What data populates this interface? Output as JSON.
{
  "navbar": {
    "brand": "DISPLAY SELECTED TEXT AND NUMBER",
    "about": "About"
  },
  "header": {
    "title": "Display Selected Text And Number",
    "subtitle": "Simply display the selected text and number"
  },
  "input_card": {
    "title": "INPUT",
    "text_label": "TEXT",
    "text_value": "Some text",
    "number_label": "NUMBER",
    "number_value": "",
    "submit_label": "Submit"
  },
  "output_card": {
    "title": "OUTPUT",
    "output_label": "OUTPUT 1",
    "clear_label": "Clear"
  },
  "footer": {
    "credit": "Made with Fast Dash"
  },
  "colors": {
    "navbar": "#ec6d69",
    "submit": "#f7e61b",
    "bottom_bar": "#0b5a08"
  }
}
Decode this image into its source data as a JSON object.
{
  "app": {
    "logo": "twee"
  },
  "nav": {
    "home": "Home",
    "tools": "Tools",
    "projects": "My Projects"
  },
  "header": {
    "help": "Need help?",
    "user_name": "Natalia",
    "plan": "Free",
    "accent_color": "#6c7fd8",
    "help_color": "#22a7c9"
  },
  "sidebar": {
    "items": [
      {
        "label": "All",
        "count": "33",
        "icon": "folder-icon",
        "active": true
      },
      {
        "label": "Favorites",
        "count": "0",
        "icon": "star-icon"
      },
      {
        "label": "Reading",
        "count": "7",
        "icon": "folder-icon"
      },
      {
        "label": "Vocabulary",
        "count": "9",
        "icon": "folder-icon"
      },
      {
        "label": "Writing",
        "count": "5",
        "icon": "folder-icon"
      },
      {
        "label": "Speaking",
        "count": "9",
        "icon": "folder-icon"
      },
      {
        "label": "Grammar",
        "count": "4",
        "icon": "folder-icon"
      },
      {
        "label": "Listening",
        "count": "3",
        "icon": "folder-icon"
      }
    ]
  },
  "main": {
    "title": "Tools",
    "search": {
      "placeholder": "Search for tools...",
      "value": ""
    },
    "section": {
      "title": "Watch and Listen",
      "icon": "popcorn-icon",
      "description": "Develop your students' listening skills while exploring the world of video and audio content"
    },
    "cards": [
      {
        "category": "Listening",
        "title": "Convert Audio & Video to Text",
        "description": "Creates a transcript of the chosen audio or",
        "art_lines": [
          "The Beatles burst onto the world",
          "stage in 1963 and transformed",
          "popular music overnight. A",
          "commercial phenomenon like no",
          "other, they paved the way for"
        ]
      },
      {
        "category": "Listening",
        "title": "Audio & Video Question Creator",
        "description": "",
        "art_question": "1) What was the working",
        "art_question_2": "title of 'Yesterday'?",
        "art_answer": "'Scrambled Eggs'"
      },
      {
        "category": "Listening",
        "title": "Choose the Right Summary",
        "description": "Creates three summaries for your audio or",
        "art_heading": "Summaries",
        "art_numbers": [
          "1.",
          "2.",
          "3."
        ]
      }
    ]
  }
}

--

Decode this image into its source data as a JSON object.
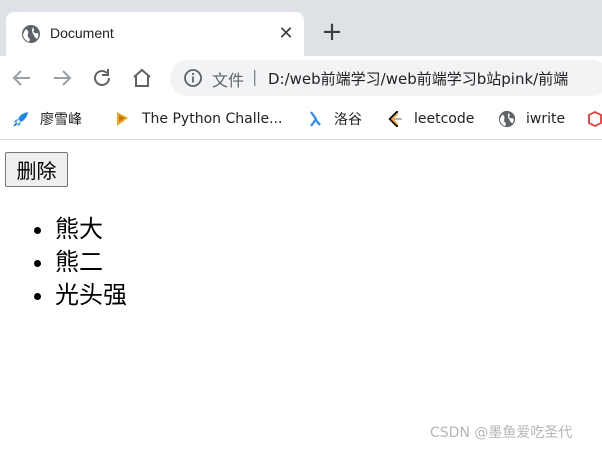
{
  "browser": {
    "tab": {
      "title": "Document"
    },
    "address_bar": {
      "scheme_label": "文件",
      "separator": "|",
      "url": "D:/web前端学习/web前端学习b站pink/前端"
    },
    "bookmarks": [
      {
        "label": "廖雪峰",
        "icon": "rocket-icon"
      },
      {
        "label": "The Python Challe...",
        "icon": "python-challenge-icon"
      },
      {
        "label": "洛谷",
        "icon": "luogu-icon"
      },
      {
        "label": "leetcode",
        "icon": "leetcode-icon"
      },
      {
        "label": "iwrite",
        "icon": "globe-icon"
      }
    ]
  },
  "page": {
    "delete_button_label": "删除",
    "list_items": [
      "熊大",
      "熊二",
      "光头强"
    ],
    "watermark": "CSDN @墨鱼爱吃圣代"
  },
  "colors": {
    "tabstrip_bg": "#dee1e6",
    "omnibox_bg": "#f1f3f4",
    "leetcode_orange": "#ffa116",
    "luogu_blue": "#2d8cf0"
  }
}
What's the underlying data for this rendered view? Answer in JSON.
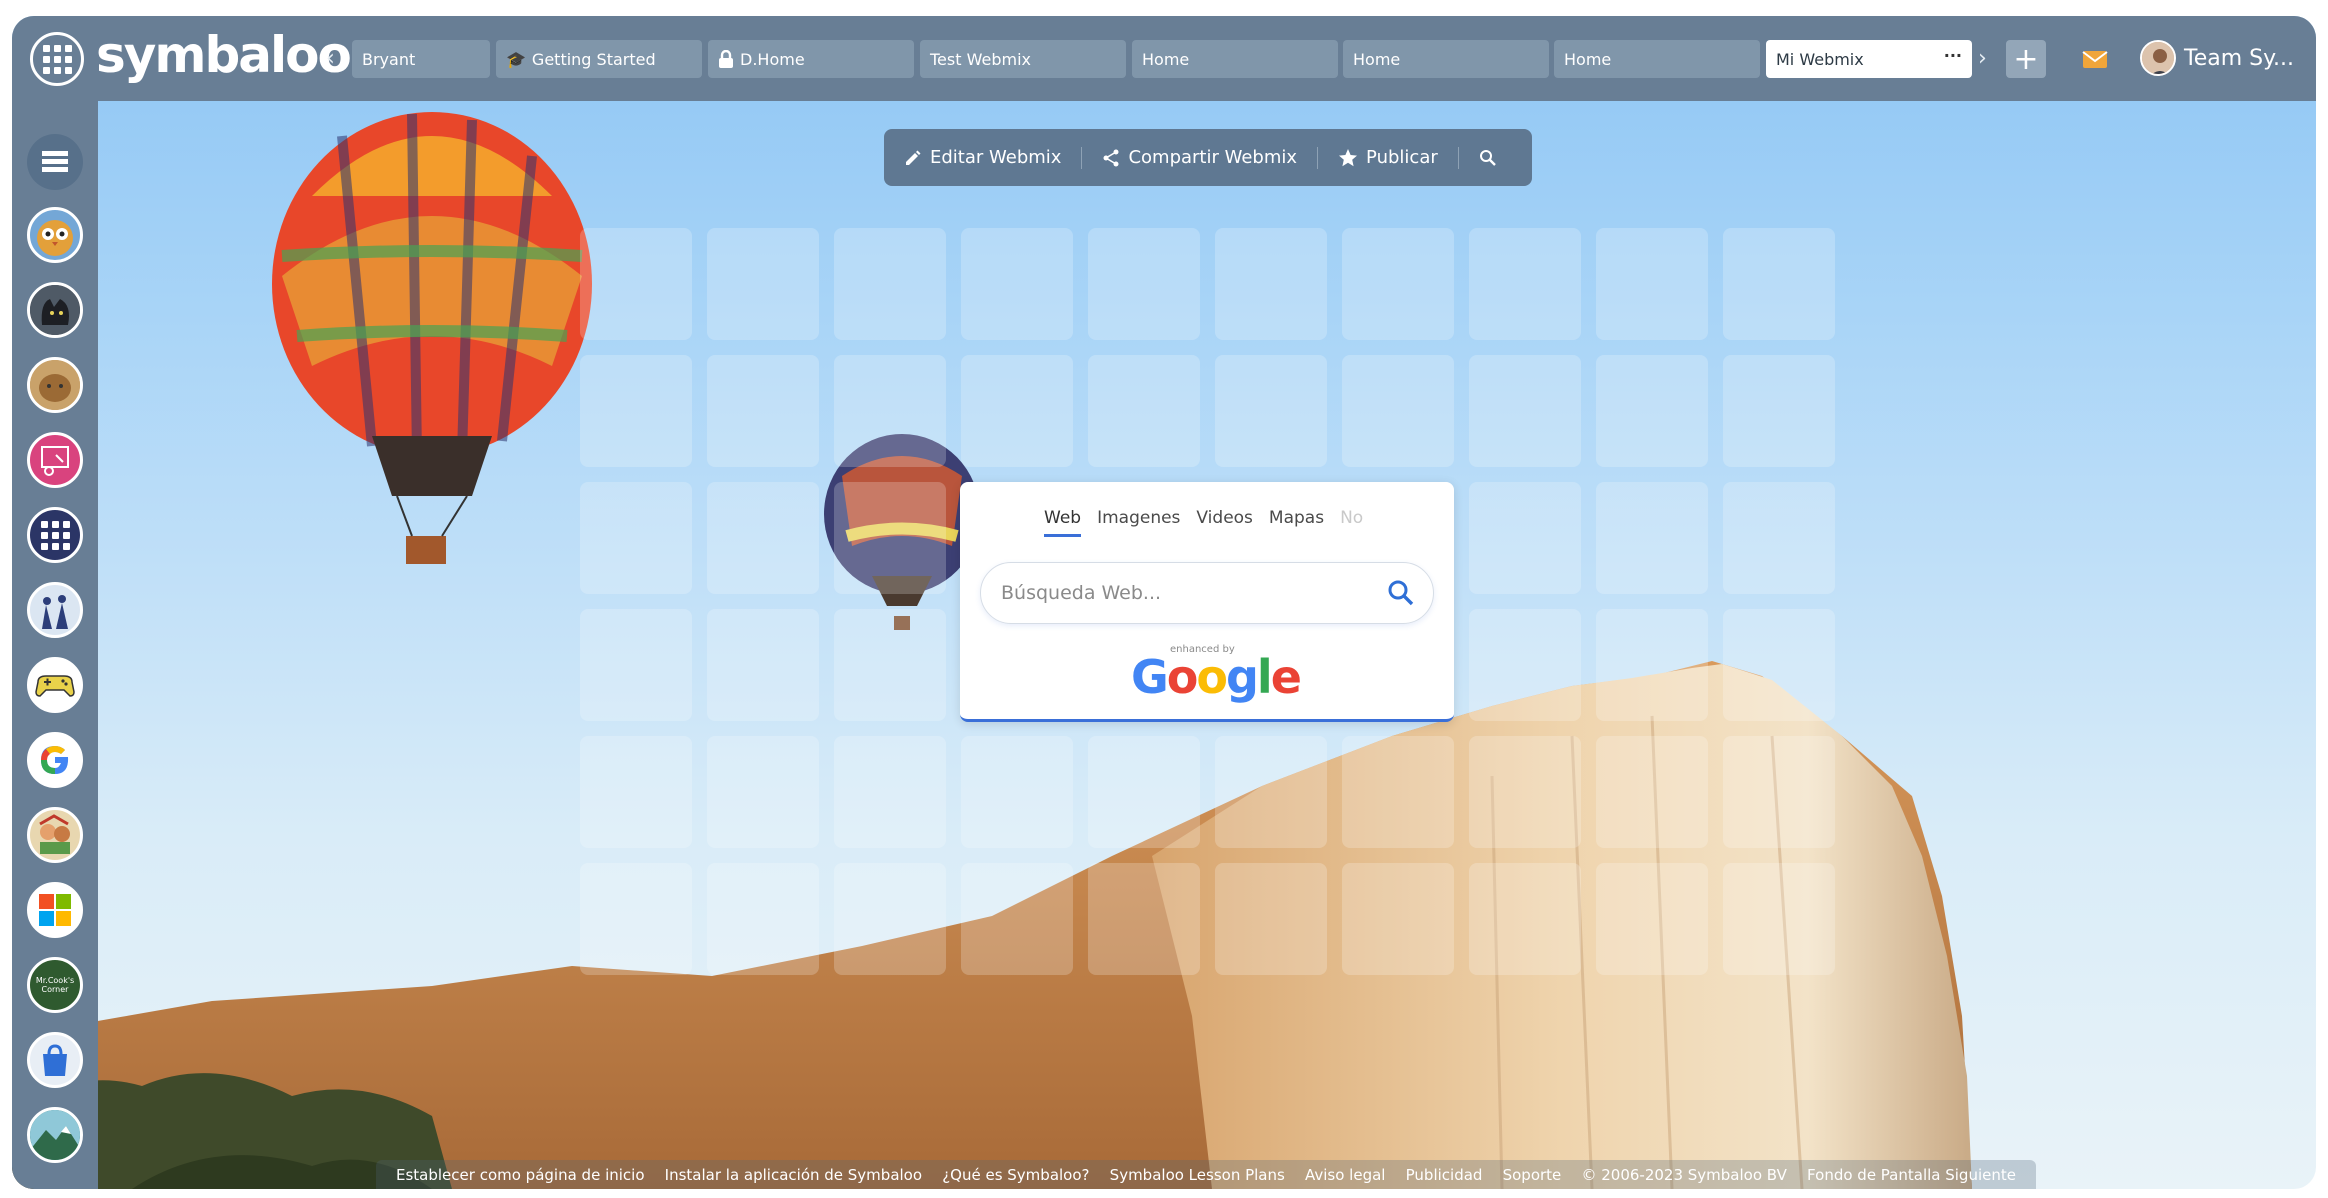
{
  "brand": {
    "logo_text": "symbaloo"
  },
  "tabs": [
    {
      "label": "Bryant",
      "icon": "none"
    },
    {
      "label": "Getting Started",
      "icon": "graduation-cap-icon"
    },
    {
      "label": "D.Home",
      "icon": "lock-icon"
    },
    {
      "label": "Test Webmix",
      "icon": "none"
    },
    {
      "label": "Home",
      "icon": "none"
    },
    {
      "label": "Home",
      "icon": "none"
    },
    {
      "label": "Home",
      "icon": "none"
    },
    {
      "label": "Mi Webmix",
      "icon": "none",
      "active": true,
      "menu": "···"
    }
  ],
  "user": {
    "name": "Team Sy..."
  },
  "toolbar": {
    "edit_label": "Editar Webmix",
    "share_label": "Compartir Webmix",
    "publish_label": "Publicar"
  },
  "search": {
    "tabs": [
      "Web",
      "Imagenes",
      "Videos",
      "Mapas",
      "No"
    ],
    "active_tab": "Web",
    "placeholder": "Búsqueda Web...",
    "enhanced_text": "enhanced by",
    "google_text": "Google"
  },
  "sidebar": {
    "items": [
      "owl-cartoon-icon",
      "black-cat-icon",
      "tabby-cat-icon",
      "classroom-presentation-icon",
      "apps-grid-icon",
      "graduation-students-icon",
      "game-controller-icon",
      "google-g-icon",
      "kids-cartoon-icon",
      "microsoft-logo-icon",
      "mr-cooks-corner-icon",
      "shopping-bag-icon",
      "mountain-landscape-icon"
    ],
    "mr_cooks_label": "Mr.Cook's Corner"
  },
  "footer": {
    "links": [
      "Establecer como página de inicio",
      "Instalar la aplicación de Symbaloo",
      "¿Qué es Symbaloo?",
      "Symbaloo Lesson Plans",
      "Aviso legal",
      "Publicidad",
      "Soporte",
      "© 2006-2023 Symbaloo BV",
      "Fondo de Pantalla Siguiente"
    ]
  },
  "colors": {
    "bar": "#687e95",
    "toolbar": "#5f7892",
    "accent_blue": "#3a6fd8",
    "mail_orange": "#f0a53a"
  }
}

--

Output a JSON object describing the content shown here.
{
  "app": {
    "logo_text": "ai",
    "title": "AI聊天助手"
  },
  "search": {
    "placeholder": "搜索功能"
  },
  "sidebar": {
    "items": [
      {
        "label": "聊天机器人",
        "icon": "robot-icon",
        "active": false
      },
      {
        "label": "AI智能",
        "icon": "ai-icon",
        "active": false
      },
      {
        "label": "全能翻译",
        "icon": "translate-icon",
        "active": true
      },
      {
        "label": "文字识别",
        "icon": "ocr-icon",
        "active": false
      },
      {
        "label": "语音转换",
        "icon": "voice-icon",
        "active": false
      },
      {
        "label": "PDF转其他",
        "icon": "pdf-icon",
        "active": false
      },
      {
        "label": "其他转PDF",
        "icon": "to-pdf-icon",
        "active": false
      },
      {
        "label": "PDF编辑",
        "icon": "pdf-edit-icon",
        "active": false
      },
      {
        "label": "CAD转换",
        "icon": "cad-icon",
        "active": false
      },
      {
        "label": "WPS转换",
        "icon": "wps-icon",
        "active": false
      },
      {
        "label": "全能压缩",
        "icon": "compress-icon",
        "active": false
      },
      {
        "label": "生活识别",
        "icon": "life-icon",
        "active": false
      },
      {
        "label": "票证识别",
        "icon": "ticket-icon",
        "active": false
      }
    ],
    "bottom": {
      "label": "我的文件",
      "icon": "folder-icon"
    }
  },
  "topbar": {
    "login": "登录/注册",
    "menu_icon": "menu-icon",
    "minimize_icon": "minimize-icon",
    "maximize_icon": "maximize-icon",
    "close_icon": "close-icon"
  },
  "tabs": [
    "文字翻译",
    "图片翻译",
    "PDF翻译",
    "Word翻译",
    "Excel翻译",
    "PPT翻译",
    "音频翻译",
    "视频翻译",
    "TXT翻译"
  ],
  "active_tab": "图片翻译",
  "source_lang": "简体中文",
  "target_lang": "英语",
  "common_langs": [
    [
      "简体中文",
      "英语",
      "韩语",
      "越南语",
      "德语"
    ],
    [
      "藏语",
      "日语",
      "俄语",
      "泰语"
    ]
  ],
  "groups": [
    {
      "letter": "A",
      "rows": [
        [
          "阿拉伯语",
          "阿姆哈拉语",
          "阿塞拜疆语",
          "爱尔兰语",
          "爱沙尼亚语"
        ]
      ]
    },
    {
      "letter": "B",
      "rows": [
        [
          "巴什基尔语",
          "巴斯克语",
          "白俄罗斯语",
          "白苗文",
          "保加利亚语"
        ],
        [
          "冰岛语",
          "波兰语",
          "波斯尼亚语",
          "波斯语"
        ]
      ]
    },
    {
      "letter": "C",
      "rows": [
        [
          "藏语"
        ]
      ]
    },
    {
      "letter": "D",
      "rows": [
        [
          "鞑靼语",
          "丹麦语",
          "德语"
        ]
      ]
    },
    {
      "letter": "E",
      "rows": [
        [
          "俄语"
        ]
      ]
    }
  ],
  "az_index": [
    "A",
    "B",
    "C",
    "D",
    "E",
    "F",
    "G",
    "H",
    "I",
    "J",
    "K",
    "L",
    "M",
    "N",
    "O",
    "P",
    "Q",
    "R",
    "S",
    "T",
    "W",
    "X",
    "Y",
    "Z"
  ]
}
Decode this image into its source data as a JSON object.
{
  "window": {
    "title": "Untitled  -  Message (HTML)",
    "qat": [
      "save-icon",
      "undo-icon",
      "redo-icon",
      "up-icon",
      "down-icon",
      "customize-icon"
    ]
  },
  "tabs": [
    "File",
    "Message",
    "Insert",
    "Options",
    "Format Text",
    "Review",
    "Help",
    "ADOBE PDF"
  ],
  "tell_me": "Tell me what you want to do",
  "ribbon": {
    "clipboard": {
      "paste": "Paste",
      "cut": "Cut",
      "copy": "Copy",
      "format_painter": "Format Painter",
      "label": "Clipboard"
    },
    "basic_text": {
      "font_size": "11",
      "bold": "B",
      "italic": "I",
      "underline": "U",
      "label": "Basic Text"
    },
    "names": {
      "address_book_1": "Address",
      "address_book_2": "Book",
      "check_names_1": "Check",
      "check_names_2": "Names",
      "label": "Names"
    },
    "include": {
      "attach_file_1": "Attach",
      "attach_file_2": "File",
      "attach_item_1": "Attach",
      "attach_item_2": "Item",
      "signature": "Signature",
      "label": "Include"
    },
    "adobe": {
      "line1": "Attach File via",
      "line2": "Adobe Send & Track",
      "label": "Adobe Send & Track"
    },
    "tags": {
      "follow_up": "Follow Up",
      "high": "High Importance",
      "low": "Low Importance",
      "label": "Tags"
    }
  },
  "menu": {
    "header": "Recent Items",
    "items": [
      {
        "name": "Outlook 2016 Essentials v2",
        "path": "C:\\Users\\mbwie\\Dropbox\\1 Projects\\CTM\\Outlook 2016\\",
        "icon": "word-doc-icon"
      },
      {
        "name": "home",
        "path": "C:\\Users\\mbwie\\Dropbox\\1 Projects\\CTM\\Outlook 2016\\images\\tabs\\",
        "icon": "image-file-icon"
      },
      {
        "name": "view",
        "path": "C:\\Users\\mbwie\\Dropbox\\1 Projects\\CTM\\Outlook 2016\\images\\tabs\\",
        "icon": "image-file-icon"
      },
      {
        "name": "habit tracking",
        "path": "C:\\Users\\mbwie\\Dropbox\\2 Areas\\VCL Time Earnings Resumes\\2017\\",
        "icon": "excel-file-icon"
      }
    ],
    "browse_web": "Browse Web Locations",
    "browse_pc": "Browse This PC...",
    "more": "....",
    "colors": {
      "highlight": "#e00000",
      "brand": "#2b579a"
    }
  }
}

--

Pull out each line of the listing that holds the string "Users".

        "path": "C:\\Users\\mbwie\\Dropbox\\1 Projects\\CTM\\Outlook 2016\\",
        "path": "C:\\Users\\mbwie\\Dropbox\\1 Projects\\CTM\\Outlook 2016\\images\\tabs\\",
        "path": "C:\\Users\\mbwie\\Dropbox\\1 Projects\\CTM\\Outlook 2016\\images\\tabs\\",
        "path": "C:\\Users\\mbwie\\Dropbox\\2 Areas\\VCL Time Earnings Resumes\\2017\\",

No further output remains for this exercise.